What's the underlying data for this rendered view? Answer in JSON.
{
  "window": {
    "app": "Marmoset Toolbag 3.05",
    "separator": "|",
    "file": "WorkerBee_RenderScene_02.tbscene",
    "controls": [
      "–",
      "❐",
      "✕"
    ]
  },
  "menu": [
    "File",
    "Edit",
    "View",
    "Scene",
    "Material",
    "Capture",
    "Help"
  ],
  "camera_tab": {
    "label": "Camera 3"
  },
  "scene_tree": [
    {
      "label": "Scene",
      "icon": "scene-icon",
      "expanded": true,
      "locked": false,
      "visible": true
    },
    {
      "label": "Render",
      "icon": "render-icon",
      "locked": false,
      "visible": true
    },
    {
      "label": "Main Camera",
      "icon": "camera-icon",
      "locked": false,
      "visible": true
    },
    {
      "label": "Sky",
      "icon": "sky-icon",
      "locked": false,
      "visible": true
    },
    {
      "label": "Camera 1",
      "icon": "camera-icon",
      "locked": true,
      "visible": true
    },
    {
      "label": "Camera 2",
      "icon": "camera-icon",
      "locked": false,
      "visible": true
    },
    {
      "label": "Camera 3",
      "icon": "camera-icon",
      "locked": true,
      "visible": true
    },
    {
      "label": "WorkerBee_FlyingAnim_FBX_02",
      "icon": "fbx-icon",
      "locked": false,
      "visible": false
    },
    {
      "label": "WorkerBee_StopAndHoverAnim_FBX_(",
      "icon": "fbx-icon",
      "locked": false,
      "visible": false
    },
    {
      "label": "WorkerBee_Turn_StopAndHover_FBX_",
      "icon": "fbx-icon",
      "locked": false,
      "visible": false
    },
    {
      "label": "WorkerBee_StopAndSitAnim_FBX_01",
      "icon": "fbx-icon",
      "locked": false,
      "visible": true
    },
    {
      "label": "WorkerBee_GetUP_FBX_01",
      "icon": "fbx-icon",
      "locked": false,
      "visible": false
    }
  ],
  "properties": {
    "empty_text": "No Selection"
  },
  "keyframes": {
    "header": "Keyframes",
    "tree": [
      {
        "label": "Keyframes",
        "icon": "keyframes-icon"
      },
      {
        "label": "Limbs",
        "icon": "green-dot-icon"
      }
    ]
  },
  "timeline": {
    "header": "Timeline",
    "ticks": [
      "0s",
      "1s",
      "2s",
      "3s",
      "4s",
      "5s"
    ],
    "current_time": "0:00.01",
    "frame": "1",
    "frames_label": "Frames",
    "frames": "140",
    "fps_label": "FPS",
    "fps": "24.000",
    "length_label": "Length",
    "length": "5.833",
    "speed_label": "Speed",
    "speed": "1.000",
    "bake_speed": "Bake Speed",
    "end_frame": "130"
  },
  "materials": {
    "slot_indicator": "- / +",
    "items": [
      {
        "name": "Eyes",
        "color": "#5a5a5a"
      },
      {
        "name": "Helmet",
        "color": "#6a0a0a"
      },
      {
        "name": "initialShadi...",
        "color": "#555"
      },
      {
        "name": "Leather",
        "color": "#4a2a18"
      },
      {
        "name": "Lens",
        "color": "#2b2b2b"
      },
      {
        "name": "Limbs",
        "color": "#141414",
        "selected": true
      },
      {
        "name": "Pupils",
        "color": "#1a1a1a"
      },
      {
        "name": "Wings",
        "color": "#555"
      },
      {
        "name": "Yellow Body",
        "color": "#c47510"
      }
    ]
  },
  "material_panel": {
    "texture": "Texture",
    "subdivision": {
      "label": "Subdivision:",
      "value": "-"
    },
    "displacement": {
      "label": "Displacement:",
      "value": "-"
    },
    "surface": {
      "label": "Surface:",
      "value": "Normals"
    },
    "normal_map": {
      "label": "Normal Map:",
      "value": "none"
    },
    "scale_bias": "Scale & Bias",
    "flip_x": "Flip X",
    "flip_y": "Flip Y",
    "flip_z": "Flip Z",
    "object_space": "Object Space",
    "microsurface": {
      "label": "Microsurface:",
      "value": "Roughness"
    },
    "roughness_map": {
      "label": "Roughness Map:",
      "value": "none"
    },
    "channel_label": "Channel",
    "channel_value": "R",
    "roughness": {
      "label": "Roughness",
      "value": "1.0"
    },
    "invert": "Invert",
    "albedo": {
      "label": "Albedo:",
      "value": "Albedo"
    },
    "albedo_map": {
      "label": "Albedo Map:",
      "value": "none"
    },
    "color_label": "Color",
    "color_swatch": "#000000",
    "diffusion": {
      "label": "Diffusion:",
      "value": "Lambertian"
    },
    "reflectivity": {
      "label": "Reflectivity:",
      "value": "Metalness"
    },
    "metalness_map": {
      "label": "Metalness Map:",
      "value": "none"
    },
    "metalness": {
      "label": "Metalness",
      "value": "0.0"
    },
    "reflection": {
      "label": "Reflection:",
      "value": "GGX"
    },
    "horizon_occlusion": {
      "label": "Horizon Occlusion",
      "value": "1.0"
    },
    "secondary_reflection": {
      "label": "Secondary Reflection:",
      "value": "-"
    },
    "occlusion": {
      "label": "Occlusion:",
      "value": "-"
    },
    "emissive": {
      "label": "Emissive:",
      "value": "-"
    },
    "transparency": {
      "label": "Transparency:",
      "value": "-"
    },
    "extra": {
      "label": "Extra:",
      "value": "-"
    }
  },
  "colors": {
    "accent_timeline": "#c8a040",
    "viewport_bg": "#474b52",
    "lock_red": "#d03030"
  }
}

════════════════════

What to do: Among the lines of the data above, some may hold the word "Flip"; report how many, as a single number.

Answer box: 3